    - And well, this is embarrassing...I just looked at the box of my filter and realized it's intended for a 3 gal tank. The stream is really gentle, though! Hah. Guess I should have paid more attention. Pretty sure it was the only filter in the store that didn't seem to have such a strong current, though. Any suggestions for a good, affordable Betta filter?

  13. KinsKicks

    KinsKicksFishlore VIPMember

    For the cycling part, you will have to monitor ammonia, nitrite and nitrate. In essence, their presence indicates how well their respective bacteria-fixers are doing. Ph is inportant, but as long as it isn't too acidic or basic and stays relatively stable, don't devote your life to it, bettas are hardy, so they'll be ok in a fairly flexible range of ph (someone feel free to disagree). He's very pretty, btw. Such a lucky guy!
    Aqueon quietfliw is a good basic brand, I have one on my Betta tank and he's doing just fine with it. But I do have a sponge filter over the intake cuz it's a teeny bit to strong, but he's doing well anyhow. But this of course depends on your gph as well
  14. aquatickeeper

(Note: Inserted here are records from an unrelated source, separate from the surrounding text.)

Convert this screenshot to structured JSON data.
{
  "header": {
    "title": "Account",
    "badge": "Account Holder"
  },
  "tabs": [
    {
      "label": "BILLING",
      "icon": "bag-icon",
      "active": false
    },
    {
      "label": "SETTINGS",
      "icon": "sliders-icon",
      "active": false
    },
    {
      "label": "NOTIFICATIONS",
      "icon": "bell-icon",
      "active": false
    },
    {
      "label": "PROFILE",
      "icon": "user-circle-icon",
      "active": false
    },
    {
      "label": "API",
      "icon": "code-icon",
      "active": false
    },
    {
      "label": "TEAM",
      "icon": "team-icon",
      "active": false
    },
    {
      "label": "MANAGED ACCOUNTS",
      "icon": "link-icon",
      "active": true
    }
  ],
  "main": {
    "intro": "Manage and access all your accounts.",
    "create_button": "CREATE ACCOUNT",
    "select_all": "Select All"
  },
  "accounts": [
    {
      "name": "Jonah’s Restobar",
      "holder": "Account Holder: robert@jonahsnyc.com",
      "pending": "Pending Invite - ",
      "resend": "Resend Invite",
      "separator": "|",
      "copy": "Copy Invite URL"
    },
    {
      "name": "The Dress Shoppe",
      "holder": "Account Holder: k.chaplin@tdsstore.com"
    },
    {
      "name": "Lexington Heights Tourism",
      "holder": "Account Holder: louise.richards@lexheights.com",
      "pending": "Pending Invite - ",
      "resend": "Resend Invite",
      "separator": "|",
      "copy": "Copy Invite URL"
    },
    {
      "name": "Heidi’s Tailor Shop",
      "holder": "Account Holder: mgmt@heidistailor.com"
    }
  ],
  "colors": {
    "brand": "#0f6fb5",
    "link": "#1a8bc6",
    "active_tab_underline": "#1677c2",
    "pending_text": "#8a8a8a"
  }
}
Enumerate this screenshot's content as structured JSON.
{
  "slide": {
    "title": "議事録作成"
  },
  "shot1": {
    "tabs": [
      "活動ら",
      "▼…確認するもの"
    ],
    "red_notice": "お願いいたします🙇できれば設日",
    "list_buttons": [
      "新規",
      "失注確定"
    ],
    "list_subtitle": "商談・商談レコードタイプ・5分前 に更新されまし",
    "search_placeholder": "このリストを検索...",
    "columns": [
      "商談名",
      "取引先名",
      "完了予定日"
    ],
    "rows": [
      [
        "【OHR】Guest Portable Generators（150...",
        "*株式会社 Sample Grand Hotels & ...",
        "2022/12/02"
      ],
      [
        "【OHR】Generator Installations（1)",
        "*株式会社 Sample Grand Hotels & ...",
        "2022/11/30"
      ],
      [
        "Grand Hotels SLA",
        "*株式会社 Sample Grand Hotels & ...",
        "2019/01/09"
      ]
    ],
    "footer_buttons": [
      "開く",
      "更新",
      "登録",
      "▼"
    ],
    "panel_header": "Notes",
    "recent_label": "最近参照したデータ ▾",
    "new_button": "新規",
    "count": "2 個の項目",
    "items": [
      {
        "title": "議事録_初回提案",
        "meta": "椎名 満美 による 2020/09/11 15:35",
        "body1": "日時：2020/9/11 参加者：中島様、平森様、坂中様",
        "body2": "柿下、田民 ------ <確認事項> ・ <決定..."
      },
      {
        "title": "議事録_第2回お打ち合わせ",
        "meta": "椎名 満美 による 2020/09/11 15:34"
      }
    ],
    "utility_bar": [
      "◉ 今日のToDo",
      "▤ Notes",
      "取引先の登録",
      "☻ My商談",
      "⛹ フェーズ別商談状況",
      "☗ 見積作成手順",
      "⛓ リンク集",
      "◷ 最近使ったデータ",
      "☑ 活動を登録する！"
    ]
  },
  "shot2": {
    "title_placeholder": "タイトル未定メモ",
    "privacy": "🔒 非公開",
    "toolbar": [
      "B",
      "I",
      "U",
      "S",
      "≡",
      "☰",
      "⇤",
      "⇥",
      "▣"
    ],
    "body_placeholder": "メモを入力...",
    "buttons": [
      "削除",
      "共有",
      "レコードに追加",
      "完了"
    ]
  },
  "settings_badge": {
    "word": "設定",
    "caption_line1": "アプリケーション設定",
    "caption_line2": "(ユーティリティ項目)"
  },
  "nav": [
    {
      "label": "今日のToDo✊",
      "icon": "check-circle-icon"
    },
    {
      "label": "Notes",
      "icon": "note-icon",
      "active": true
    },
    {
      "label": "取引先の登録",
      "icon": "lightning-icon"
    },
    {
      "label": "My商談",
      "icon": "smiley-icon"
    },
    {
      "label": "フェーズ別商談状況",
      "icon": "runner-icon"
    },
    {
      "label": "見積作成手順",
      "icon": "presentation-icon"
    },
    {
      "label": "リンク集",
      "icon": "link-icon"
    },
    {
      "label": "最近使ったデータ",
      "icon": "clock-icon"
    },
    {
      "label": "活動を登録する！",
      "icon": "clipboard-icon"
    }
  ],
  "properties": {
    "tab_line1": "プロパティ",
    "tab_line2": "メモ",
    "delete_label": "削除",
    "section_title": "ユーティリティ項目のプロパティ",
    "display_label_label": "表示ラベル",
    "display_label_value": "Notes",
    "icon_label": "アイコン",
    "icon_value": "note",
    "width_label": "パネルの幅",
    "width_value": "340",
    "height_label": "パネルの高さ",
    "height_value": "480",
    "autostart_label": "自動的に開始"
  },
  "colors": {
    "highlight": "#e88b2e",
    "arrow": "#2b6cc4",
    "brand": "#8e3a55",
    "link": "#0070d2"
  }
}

    aquatickeeperFishlore VIPMember

    1. Yes, buy Tetra Safe Start. You don't have to test the levels in the 14 days of cycling, it is actually not recommended to test in the 14 days, because it can give you the inaccurate results.
    Seachem Stability is recommended when cycling fish-in, so you can dose prime to detoxify the harmful levels. You can't dose prime when cycling with TSS, BTW.

    2. What is the gph of the filter?
  15. pixelhoot

    pixelhootValued MemberMember

    To add even more to this thread:

    This is a pretty comprehensive article about playing with your betta fish! btw I just saw the photo! He's super cute!
  16. OP

    TinokiNew MemberMember

    The filter I have does 20 GPH.

    What is dosing prime? Do I need something special to do that?

    Thanks for that article, Pixelhoot! I'm so in love with my cutie
  17. aquatickeeper

    aquatickeeperFishlore VIPMember

    For a 10 gallon, you need at least 80 gph. I would use a sponge filter instead.

    Prime is a water conditioner, it removes chlorine, chloramine, and heavy metals. It also detoxifies ammonia, nitrite, and nitrate for 24-48 hours so that your betta won't suffer in the harmful levels.